This delicious Sri Lankan carrot Salad/Sambola is a must-try even if you love salads or not. Carrots have this very subtle natural sweetness. When you combine that with zesty lime juice, creamy grated coconut, some onions for the extra crunch, and that little kick from the green chili and black pepper, you got this wonderful salad that is full of flavor. Need to make it extra special? Add some Maldive fish flakes for some umami. A perfect salad with perfectly balanced flavors.
Ingredients and important info
This recipe is one of the easiest and most versatile recipes you’d find. All you need is a bunch of common ingredients that you can find anywhere. I usually make this salad with Maldive fish flakes (a very common ingredient in Sri Lanka but very tricky to find in many other countries). But to keep this salad vegan, I’m skipping Maldive fish flakes this time. For those who can find it, add ½ tsp Maldive fish flakes for 1 cup of julienned/shredded carrot.
I highly recommend julienning carrots rather than shredding. Julienned carrots hold their shape and crunch the better. And don’t lose too much liquid and become mushy quickly when you add salt to it. But if you’re making a big batch then shredding carrots works fine too. Just be sure to add your salt just before you serve them.
For this salad, shredded coconut has to be freshly grated. Thawed frozen coconut works too. I really don’t recommend using dedicated coconut as they are very much lack coconut milk and coconut flavor. Which adds creaminess to the curry and is absolutely necessary. But if you’re out of options here’s a good way to use desiccated coconut in the recipe. Add a little bit of thick coconut milk to desiccated coconut, mix well, and then microwave for about 20 – 30 seconds to make them rehydrated.
In Sri Lanka, we use Asian shallots (they’re just shallots when you live in Asia though haha) which are like little pearl onions that are light pink in color.

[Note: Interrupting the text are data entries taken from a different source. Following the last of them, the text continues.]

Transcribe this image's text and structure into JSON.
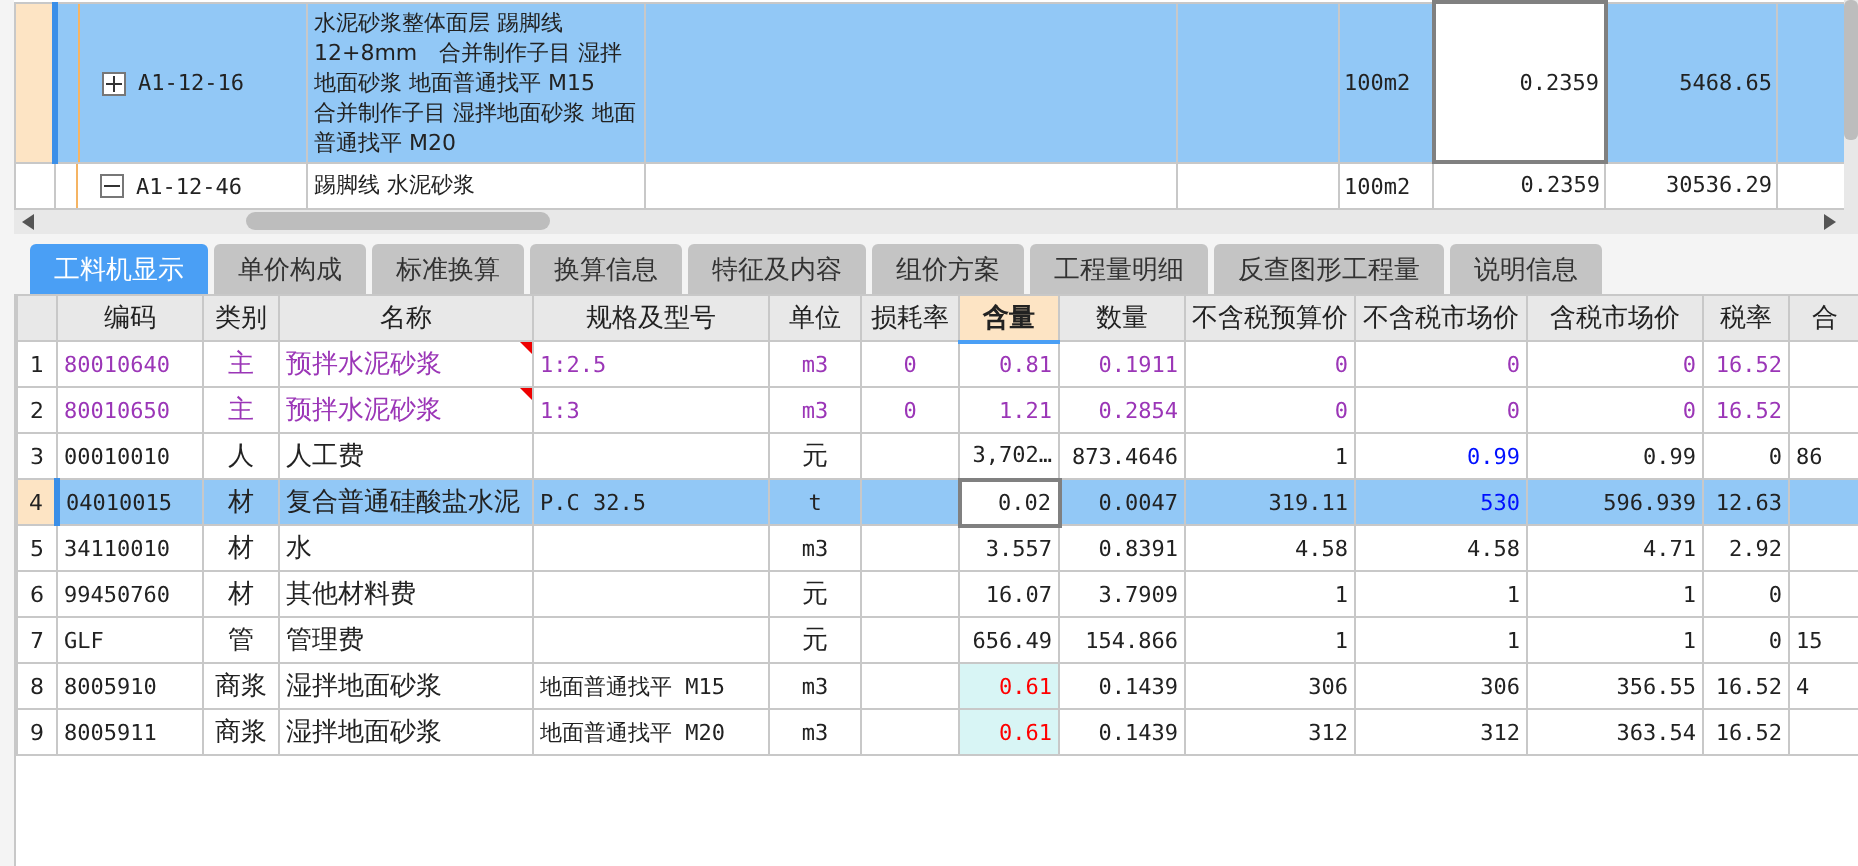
{
  "items": [
    {
      "code": "A1-12-16",
      "name": "水泥砂浆整体面层 踢脚线 12+8mm　合并制作子目 湿拌地面砂浆 地面普通找平 M15　合并制作子目 湿拌地面砂浆 地面普通找平 M20",
      "unit": "100m2",
      "quantity": "0.2359",
      "price": "5468.65",
      "expanded": false,
      "selected": true
    },
    {
      "code": "A1-12-46",
      "name": "踢脚线 水泥砂浆",
      "unit": "100m2",
      "quantity": "0.2359",
      "price": "30536.29",
      "expanded": true,
      "selected": false
    }
  ],
  "tabs": [
    {
      "label": "工料机显示",
      "selected": true
    },
    {
      "label": "单价构成",
      "selected": false
    },
    {
      "label": "标准换算",
      "selected": false
    },
    {
      "label": "换算信息",
      "selected": false
    },
    {
      "label": "特征及内容",
      "selected": false
    },
    {
      "label": "组价方案",
      "selected": false
    },
    {
      "label": "工程量明细",
      "selected": false
    },
    {
      "label": "反查图形工程量",
      "selected": false
    },
    {
      "label": "说明信息",
      "selected": false
    }
  ],
  "columns": [
    "编码",
    "类别",
    "名称",
    "规格及型号",
    "单位",
    "损耗率",
    "含量",
    "数量",
    "不含税预算价",
    "不含税市场价",
    "含税市场价",
    "税率",
    "合"
  ],
  "rows": [
    {
      "index": "1",
      "code": "80010640",
      "type": "主",
      "name": "预拌水泥砂浆",
      "spec": "1:2.5",
      "unit": "m3",
      "loss": "0",
      "content": "0.81",
      "qty": "0.1911",
      "budget": "0",
      "market": "0",
      "tax_market": "0",
      "rate": "16.52",
      "main_material": true,
      "note": true,
      "market_adjusted": false,
      "content_changed": false,
      "selected": false
    },
    {
      "index": "2",
      "code": "80010650",
      "type": "主",
      "name": "预拌水泥砂浆",
      "spec": "1:3",
      "unit": "m3",
      "loss": "0",
      "content": "1.21",
      "qty": "0.2854",
      "budget": "0",
      "market": "0",
      "tax_market": "0",
      "rate": "16.52",
      "main_material": true,
      "note": true,
      "market_adjusted": false,
      "content_changed": false,
      "selected": false
    },
    {
      "index": "3",
      "code": "00010010",
      "type": "人",
      "name": "人工费",
      "unit": "元",
      "content": "3,702…",
      "qty": "873.4646",
      "budget": "1",
      "market": "0.99",
      "tax_market": "0.99",
      "rate": "0",
      "total": "86",
      "main_material": false,
      "note": false,
      "market_adjusted": true,
      "content_changed": false,
      "selected": false
    },
    {
      "index": "4",
      "code": "04010015",
      "type": "材",
      "name": "复合普通硅酸盐水泥",
      "spec": "P.C 32.5",
      "unit": "t",
      "content": "0.02",
      "qty": "0.0047",
      "budget": "319.11",
      "market": "530",
      "tax_market": "596.939",
      "rate": "12.63",
      "main_material": false,
      "note": false,
      "market_adjusted": true,
      "content_changed": false,
      "selected": true
    },
    {
      "index": "5",
      "code": "34110010",
      "type": "材",
      "name": "水",
      "unit": "m3",
      "content": "3.557",
      "qty": "0.8391",
      "budget": "4.58",
      "market": "4.58",
      "tax_market": "4.71",
      "rate": "2.92",
      "main_material": false,
      "note": false,
      "market_adjusted": false,
      "content_changed": false,
      "selected": false
    },
    {
      "index": "6",
      "code": "99450760",
      "type": "材",
      "name": "其他材料费",
      "unit": "元",
      "content": "16.07",
      "qty": "3.7909",
      "budget": "1",
      "market": "1",
      "tax_market": "1",
      "rate": "0",
      "main_material": false,
      "note": false,
      "market_adjusted": false,
      "content_changed": false,
      "selected": false
    },
    {
      "index": "7",
      "code": "GLF",
      "type": "管",
      "name": "管理费",
      "unit": "元",
      "content": "656.49",
      "qty": "154.866",
      "budget": "1",
      "market": "1",
      "tax_market": "1",
      "rate": "0",
      "total": "15",
      "main_material": false,
      "note": false,
      "market_adjusted": false,
      "content_changed": false,
      "selected": false
    },
    {
      "index": "8",
      "code": "8005910",
      "type": "商浆",
      "name": "湿拌地面砂浆",
      "spec": "地面普通找平 M15",
      "unit": "m3",
      "content": "0.61",
      "qty": "0.1439",
      "budget": "306",
      "market": "306",
      "tax_market": "356.55",
      "rate": "16.52",
      "total": "4",
      "main_material": false,
      "note": false,
      "market_adjusted": false,
      "content_changed": true,
      "selected": false
    },
    {
      "index": "9",
      "code": "8005911",
      "type": "商浆",
      "name": "湿拌地面砂浆",
      "spec": "地面普通找平 M20",
      "unit": "m3",
      "content": "0.61",
      "qty": "0.1439",
      "budget": "312",
      "market": "312",
      "tax_market": "363.54",
      "rate": "16.52",
      "main_material": false,
      "note": false,
      "market_adjusted": false,
      "content_changed": true,
      "selected": false
    }
  ]
}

They’re not as big as the shallots I get now in America. Use any shallots if you have them. Otherwise use sliced red onion, which is what I use here.
Adding some greens to the salad
The most common Sri Lankan carrot salad/sambola doesn’t consist of any greens. But there are some variations to this dish where you add greens to the dish to make it a little different or to make it more healthy. My mom does this very often and my favorite green to add is finely chopped/sliced Gotukola (pennywort/ Centella asiatica). Another very common green in Sri Lanka. But very tricky to find them in western countries. So the second-best option for me is curly parsley. Finely chop them and add to the salad as much or as little as you want. But keep in mind, if you add too much, parsley can be overpowering.
Serving ideas with carrot sambola/salad:
Goes very well with Sri Lankan style rice and curries. My favorite menu with this Sri Lankan carrot salad/sambola is, rice, red lentil curry, and meat or fish curry together. If you’re going to have just the salad then this is enough for one person. Otherwise, this is enough for 2 – 3 people.
Here are some products I use (Amazon affiliated links)
Sri Lankan Carrot Salad/Sambola
This delicious Sri Lankan carrot Salad/ Sambola is a must-try even if you love salads or not. Carrots have this very subtle natural sweetness. When you combine that with zesty lime juice, creamy grated coconut, some onions for the extra crunch, and that little kick from the green chili and black pepper, you got this wonderful salad that is full of flavor. Need to make it extra special? Add some Maldive fish flakes for some umami. A perfect salad with perfectly balanced flavors.
Peel and Julienne the carrots. They should look like small matchsticks in size. (If it’s a big batch, you can also shred them as well). Put that into a bowl.
Add everything else into the carrot bowl. (You can leave it like this and mix it when you're ready to eat)
mix well with your hands while slightly crushing them all together. You can just mix with a spoon too. Taste and adjust salt, pepper, and lime. (mix salt later if you’re going to serve the salad later).